> _Exercise directions_: Your task is to print each record exactly as it reads.

> _Collected data_:

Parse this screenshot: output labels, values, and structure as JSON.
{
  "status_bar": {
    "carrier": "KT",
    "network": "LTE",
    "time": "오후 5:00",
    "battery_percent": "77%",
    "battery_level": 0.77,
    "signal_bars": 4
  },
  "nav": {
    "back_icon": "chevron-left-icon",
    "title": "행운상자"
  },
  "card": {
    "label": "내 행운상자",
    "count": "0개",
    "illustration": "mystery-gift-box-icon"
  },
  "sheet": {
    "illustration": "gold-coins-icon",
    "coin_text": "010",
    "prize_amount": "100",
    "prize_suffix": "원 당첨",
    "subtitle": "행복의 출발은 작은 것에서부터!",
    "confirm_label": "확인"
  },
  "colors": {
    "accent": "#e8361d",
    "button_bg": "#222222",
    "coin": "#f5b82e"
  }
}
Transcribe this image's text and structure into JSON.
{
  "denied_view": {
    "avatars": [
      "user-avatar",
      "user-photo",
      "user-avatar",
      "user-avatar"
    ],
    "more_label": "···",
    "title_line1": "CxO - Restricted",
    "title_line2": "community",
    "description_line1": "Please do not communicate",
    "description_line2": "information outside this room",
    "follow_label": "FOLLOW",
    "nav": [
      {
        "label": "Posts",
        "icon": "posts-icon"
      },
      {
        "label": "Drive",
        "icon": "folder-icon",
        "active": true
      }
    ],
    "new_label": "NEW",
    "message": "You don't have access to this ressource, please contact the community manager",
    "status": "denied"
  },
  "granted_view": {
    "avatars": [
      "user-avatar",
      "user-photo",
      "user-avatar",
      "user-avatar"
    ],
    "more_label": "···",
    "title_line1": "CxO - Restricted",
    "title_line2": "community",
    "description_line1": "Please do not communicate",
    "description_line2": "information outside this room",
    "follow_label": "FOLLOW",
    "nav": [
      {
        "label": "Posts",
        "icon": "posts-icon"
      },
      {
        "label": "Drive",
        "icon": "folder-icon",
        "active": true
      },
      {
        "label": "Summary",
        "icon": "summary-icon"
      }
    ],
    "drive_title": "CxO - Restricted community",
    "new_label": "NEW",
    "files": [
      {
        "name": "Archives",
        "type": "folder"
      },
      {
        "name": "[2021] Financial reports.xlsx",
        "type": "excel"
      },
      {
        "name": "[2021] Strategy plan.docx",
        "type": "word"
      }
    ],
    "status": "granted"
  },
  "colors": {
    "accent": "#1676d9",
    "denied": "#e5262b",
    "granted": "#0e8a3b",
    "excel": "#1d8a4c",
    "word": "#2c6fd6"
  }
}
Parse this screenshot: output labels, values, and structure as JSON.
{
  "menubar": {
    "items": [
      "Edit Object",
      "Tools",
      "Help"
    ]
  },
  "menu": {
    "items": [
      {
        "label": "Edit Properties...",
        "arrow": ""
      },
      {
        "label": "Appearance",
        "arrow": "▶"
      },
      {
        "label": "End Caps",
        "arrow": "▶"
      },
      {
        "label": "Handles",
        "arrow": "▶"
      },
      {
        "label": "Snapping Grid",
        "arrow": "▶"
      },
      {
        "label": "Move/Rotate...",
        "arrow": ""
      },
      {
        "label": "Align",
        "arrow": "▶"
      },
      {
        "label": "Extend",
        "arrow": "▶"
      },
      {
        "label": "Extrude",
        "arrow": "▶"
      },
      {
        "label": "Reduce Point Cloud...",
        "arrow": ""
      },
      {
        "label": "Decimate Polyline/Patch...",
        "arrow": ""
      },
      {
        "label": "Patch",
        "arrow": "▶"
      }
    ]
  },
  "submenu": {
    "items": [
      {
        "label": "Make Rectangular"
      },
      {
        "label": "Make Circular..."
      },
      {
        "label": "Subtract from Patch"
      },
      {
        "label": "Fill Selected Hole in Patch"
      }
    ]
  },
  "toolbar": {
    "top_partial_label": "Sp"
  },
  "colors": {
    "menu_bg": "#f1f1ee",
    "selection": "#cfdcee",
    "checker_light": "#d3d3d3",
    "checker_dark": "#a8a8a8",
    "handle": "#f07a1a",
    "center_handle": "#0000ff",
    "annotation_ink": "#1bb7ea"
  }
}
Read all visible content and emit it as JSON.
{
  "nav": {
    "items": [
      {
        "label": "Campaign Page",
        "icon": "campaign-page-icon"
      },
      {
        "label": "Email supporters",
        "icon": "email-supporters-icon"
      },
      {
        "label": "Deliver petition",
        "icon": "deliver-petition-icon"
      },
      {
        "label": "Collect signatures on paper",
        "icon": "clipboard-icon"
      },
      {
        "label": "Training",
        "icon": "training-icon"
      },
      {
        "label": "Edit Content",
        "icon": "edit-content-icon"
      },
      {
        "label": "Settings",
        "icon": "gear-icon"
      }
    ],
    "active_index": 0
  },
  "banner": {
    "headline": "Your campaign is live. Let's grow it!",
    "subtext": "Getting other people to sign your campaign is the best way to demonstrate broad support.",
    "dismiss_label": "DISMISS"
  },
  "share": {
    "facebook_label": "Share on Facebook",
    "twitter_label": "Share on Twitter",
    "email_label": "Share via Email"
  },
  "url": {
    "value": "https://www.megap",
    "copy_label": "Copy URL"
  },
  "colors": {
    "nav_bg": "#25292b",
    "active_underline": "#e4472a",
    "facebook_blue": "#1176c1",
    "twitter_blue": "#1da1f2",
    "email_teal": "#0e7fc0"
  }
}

> _Answer box_:
Parse this screenshot: output labels, values, and structure as JSON.
{
  "status_bar": {
    "carrier": "KT",
    "network": "LTE",
    "time": "오후 5:00",
    "battery_percent": "77%",
    "battery_level": 0.77,
    "signal_bars": 4
  },
  "nav": {
    "back_icon": "chevron-left-icon",
    "title": "행운상자"
  },
  "card": {
    "label": "내 행운상자",
    "count": "0개",
    "illustration": "mystery-gift-box-icon"
  },
  "sheet": {
    "illustration": "gold-coins-icon",
    "coin_text": "010",
    "prize_amount": "100",
    "prize_suffix": "원 당첨",
    "subtitle": "행복의 출발은 작은 것에서부터!",
    "confirm_label": "확인"
  },
  "colors": {
    "accent": "#e8361d",
    "button_bg": "#222222",
    "coin": "#f5b82e"
  }
}
Transcribe this image's text and structure into JSON.
{
  "denied_view": {
    "avatars": [
      "user-avatar",
      "user-photo",
      "user-avatar",
      "user-avatar"
    ],
    "more_label": "···",
    "title_line1": "CxO - Restricted",
    "title_line2": "community",
    "description_line1": "Please do not communicate",
    "description_line2": "information outside this room",
    "follow_label": "FOLLOW",
    "nav": [
      {
        "label": "Posts",
        "icon": "posts-icon"
      },
      {
        "label": "Drive",
        "icon": "folder-icon",
        "active": true
      }
    ],
    "new_label": "NEW",
    "message": "You don't have access to this ressource, please contact the community manager",
    "status": "denied"
  },
  "granted_view": {
    "avatars": [
      "user-avatar",
      "user-photo",
      "user-avatar",
      "user-avatar"
    ],
    "more_label": "···",
    "title_line1": "CxO - Restricted",
    "title_line2": "community",
    "description_line1": "Please do not communicate",
    "description_line2": "information outside this room",
    "follow_label": "FOLLOW",
    "nav": [
      {
        "label": "Posts",
        "icon": "posts-icon"
      },
      {
        "label": "Drive",
        "icon": "folder-icon",
        "active": true
      },
      {
        "label": "Summary",
        "icon": "summary-icon"
      }
    ],
    "drive_title": "CxO - Restricted community",
    "new_label": "NEW",
    "files": [
      {
        "name": "Archives",
        "type": "folder"
      },
      {
        "name": "[2021] Financial reports.xlsx",
        "type": "excel"
      },
      {
        "name": "[2021] Strategy plan.docx",
        "type": "word"
      }
    ],
    "status": "granted"
  },
  "colors": {
    "accent": "#1676d9",
    "denied": "#e5262b",
    "granted": "#0e8a3b",
    "excel": "#1d8a4c",
    "word": "#2c6fd6"
  }
}
Parse this screenshot: output labels, values, and structure as JSON.
{
  "menubar": {
    "items": [
      "Edit Object",
      "Tools",
      "Help"
    ]
  },
  "menu": {
    "items": [
      {
        "label": "Edit Properties...",
        "arrow": ""
      },
      {
        "label": "Appearance",
        "arrow": "▶"
      },
      {
        "label": "End Caps",
        "arrow": "▶"
      },
      {
        "label": "Handles",
        "arrow": "▶"
      },
      {
        "label": "Snapping Grid",
        "arrow": "▶"
      },
      {
        "label": "Move/Rotate...",
        "arrow": ""
      },
      {
        "label": "Align",
        "arrow": "▶"
      },
      {
        "label": "Extend",
        "arrow": "▶"
      },
      {
        "label": "Extrude",
        "arrow": "▶"
      },
      {
        "label": "Reduce Point Cloud...",
        "arrow": ""
      },
      {
        "label": "Decimate Polyline/Patch...",
        "arrow": ""
      },
      {
        "label": "Patch",
        "arrow": "▶"
      }
    ]
  },
  "submenu": {
    "items": [
      {
        "label": "Make Rectangular"
      },
      {
        "label": "Make Circular..."
      },
      {
        "label": "Subtract from Patch"
      },
      {
        "label": "Fill Selected Hole in Patch"
      }
    ]
  },
  "toolbar": {
    "top_partial_label": "Sp"
  },
  "colors": {
    "menu_bg": "#f1f1ee",
    "selection": "#cfdcee",
    "checker_light": "#d3d3d3",
    "checker_dark": "#a8a8a8",
    "handle": "#f07a1a",
    "center_handle": "#0000ff",
    "annotation_ink": "#1bb7ea"
  }
}
Read all visible content and emit it as JSON.
{
  "nav": {
    "items": [
      {
        "label": "Campaign Page",
        "icon": "campaign-page-icon"
      },
      {
        "label": "Email supporters",
        "icon": "email-supporters-icon"
      },
      {
        "label": "Deliver petition",
        "icon": "deliver-petition-icon"
      },
      {
        "label": "Collect signatures on paper",
        "icon": "clipboard-icon"
      },
      {
        "label": "Training",
        "icon": "training-icon"
      },
      {
        "label": "Edit Content",
        "icon": "edit-content-icon"
      },
      {
        "label": "Settings",
        "icon": "gear-icon"
      }
    ],
    "active_index": 0
  },
  "banner": {
    "headline": "Your campaign is live. Let's grow it!",
    "subtext": "Getting other people to sign your campaign is the best way to demonstrate broad support.",
    "dismiss_label": "DISMISS"
  },
  "share": {
    "facebook_label": "Share on Facebook",
    "twitter_label": "Share on Twitter",
    "email_label": "Share via Email"
  },
  "url": {
    "value": "https://www.megap",
    "copy_label": "Copy URL"
  },
  "colors": {
    "nav_bg": "#25292b",
    "active_underline": "#e4472a",
    "facebook_blue": "#1176c1",
    "twitter_blue": "#1da1f2",
    "email_teal": "#0e7fc0"
  }
}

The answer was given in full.